Education and Class Sizes: The chapters where the myths about education and class sizes were explored were really interesting to me. The popular myth here being smaller class sizes are more beneficial to the kids whereas research suggests that using the tax payers money to increase teachers salaries would have greater benefits. Then there was the discussion about how a class with very few students actually yields negative results, leading to the inverted U curve for results.
Big fish in a small pond vs small fish in a big pond: It’s better to choose a good program of study from a decent college and finish it as opposed to choosing the same program from an Ivy League College and drop out of the program without finishing it. I see the craze to send their kids to Ivy League colleges among parents all around me. Kids are prepared for this from very early on. Parents enroll their kids in extra math classes, science competitions, etc from early on hoping that they can beat the competition and secure a seat in an Ivy League college. Most parents don’t realize that the drop out rates are very high in such colleges (also suicide rates). They also don’t realize that it is more important to find a curriculum that fits their kids needs in a decent college as opposed to aiming for admission in top notch colleges. This section of the book offered practical examples and research statistics to drive this point home. I particularly liked it because I don’t believe in setting concrete future goals for my kids. As a parent, my goal is to foster a love for learning in them and I am sure they will find their way on their own. This section of the book gave me more concrete evidence that I am on the right path.

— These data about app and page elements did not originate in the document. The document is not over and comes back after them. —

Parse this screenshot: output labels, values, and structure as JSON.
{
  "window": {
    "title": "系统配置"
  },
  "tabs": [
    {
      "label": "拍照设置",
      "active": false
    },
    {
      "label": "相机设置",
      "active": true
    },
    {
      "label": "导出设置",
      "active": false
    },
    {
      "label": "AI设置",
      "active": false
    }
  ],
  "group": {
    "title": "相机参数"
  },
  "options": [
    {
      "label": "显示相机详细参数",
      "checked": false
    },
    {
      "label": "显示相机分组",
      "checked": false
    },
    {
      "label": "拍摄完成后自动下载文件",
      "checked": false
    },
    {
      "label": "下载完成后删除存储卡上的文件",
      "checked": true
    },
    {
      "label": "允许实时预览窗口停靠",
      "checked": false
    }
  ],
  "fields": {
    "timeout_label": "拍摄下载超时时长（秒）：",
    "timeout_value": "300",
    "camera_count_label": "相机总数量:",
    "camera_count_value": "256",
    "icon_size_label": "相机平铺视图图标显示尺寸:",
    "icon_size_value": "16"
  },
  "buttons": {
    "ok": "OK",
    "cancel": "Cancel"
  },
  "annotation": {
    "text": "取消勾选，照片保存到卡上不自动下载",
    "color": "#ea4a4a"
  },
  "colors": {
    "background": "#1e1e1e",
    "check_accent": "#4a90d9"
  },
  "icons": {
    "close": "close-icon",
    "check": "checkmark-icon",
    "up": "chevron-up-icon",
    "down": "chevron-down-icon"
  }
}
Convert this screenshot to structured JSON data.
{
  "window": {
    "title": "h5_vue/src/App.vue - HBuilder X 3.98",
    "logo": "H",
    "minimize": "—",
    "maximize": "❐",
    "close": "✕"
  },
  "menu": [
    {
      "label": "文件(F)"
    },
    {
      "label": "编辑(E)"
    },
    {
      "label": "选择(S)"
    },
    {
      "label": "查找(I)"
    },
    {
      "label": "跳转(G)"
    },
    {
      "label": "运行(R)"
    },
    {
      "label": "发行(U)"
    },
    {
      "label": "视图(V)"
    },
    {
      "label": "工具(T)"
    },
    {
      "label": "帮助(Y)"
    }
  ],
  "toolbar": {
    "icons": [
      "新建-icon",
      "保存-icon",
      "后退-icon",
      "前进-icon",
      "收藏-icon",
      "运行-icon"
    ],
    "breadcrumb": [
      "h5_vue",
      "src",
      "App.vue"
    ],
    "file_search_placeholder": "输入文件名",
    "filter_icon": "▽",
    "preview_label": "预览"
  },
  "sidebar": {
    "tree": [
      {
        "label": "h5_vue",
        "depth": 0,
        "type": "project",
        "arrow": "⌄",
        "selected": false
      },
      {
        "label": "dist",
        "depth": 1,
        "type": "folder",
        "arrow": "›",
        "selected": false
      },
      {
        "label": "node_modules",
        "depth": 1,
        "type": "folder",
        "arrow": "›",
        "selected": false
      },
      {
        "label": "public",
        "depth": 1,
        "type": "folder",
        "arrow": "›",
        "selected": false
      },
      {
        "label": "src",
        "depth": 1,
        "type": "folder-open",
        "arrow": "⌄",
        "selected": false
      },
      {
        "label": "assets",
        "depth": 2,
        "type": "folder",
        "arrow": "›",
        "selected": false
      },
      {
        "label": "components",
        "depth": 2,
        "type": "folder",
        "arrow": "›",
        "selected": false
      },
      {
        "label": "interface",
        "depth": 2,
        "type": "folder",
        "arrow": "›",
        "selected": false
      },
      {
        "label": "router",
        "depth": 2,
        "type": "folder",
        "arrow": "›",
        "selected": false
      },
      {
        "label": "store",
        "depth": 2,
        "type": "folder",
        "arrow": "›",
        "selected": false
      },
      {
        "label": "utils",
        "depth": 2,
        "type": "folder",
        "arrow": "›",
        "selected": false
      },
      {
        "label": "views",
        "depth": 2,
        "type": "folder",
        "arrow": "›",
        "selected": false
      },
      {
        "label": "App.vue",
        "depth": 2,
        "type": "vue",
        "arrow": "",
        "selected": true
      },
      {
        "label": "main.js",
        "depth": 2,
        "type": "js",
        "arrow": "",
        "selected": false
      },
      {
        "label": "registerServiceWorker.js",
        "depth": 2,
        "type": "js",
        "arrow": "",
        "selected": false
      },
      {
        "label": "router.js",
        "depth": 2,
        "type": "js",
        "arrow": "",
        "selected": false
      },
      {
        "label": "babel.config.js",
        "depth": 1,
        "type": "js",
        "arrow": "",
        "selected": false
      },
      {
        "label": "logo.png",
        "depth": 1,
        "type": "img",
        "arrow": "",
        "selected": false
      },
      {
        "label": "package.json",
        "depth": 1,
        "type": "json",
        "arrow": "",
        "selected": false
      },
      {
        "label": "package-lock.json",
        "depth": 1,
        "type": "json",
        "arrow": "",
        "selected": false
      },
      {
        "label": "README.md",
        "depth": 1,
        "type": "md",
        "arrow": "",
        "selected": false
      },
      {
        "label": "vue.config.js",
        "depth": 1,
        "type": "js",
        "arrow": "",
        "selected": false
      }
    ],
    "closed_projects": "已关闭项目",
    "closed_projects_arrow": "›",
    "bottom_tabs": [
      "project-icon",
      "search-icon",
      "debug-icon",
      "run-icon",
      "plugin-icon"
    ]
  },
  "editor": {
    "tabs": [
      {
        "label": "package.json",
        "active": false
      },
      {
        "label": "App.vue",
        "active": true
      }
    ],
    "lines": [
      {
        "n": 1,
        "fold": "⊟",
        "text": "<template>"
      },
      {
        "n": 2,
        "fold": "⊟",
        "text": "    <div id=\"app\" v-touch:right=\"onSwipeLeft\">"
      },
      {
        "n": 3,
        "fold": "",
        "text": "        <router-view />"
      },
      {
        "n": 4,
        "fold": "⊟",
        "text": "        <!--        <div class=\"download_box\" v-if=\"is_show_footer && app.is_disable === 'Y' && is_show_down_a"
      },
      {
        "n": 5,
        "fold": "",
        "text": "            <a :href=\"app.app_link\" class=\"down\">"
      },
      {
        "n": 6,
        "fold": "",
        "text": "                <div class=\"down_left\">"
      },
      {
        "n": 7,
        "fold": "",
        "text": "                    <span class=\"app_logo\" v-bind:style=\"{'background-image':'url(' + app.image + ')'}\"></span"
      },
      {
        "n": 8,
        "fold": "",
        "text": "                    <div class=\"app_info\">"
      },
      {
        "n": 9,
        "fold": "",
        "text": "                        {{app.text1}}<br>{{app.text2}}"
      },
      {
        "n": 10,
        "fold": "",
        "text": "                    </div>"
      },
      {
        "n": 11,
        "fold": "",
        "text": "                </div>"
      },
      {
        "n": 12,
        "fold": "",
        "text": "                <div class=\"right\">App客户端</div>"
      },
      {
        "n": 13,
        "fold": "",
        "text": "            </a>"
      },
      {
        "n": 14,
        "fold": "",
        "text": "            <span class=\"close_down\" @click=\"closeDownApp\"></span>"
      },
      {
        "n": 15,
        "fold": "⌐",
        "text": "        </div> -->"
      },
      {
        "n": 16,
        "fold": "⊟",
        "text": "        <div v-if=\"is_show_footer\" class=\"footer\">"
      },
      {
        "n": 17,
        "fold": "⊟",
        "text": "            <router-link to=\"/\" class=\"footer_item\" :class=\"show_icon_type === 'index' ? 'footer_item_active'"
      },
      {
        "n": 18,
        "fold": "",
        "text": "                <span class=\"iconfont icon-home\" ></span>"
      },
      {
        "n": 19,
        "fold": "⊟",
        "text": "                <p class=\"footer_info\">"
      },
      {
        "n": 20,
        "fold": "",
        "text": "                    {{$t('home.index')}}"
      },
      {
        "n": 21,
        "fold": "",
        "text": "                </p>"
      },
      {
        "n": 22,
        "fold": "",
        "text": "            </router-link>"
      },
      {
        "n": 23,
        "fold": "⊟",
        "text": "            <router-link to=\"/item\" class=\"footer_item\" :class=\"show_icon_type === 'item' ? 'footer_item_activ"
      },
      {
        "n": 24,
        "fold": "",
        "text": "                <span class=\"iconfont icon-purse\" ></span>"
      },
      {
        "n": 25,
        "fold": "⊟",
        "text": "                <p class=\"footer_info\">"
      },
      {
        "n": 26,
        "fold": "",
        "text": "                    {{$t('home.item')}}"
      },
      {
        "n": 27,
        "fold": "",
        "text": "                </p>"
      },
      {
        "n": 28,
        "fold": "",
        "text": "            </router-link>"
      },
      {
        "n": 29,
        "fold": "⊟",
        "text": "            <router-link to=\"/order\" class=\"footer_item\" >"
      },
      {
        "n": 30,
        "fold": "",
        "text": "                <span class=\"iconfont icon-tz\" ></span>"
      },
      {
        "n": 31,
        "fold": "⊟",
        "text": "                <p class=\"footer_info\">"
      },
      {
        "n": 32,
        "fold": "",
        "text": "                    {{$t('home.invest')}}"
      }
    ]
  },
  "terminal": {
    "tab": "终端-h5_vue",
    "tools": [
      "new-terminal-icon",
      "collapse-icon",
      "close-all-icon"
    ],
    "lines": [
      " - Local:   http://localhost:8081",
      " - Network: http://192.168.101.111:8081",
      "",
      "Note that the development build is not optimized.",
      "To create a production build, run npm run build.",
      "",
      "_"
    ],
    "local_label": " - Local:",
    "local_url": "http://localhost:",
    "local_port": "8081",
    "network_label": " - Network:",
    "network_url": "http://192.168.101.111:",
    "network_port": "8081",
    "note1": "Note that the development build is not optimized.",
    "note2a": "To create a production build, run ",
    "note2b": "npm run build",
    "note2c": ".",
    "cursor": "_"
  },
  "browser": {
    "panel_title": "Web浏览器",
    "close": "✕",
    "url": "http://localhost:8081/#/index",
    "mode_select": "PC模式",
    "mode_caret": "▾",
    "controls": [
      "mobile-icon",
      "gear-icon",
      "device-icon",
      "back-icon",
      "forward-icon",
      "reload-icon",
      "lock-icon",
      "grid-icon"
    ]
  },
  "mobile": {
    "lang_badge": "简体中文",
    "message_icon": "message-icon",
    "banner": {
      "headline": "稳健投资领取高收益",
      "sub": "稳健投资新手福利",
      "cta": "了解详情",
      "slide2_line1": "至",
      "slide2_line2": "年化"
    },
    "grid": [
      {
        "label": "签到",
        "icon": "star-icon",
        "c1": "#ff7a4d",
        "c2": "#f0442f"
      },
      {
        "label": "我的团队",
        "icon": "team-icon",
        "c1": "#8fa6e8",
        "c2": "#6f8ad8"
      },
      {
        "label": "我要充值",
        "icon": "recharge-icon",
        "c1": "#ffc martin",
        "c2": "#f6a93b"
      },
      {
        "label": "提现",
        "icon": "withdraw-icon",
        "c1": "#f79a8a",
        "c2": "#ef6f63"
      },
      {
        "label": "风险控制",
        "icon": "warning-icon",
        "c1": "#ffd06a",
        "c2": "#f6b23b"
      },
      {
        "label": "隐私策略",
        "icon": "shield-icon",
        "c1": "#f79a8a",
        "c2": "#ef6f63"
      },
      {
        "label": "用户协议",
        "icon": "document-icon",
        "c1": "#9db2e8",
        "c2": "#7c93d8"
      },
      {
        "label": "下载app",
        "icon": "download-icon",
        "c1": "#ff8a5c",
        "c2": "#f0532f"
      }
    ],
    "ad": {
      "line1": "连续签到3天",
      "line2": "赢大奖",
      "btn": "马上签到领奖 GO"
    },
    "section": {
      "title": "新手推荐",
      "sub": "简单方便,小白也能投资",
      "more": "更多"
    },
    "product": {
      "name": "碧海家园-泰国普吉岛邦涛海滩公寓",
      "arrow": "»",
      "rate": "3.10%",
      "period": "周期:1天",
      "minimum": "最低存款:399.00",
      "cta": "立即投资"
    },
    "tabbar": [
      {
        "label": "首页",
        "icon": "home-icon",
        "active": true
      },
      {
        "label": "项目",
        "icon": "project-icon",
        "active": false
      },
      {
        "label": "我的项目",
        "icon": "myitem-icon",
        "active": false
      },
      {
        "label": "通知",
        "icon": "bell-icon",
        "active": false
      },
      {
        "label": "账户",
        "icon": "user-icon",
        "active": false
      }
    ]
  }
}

Dyslexia: Gladwell argues in the chapters about dyslexia that bring a dyslexic actually builds resilience and courage to make unpopular decisions. Case in point: the owner of IKEA stores. He uses a few other examples of successful people who were diagnosed with dyslexia and how they made up for this deficiency by taking bold/risky/unpopular decisions and making up for this deficiency by really honing up other skills (example: great listening skills).
Excessive use of power has an adverse effect: Gladwell discusses how the British used excessive force in Ireland back in the day to control the Irish rebellion and in the process lost their own credibility with the Irish population in the end. He argues that the popular myth that excessive use of power yields to submission is just that, a myth. He argues that excessive use of power actually produces the adverse affect and causes people to rebel. As a parent, I couldn’t help relate this to parenting also. It’s true that the more we try to force our children to comply to our wishes, the greater their chances of rebelling against us at some point in their lives.
There was an interesting example related to crime and punishment where love and logic were used successfully to curb crime in a community as opposed to harsher punishments (again, made me draw parallels between this and parenting). And another example of how a grieving couple chose not to spend the rest of their lives trying to get their daughter’s killer to justice but found peace in forgiving and letting go. I thought both of these were interesting case studies.
Overall, this was an interesting read. I listened to this book on Audible, narrated by Gladwell himself. I felt like the message got a bit repetitive towards the end but surprisingly it got interesting again in the final chapter when the example of a small French town that provided shelter to Jews during World War II was discussed. I learned a few interesting facts via this book. My rating: 4 stars ⭐️⭐️⭐️⭐️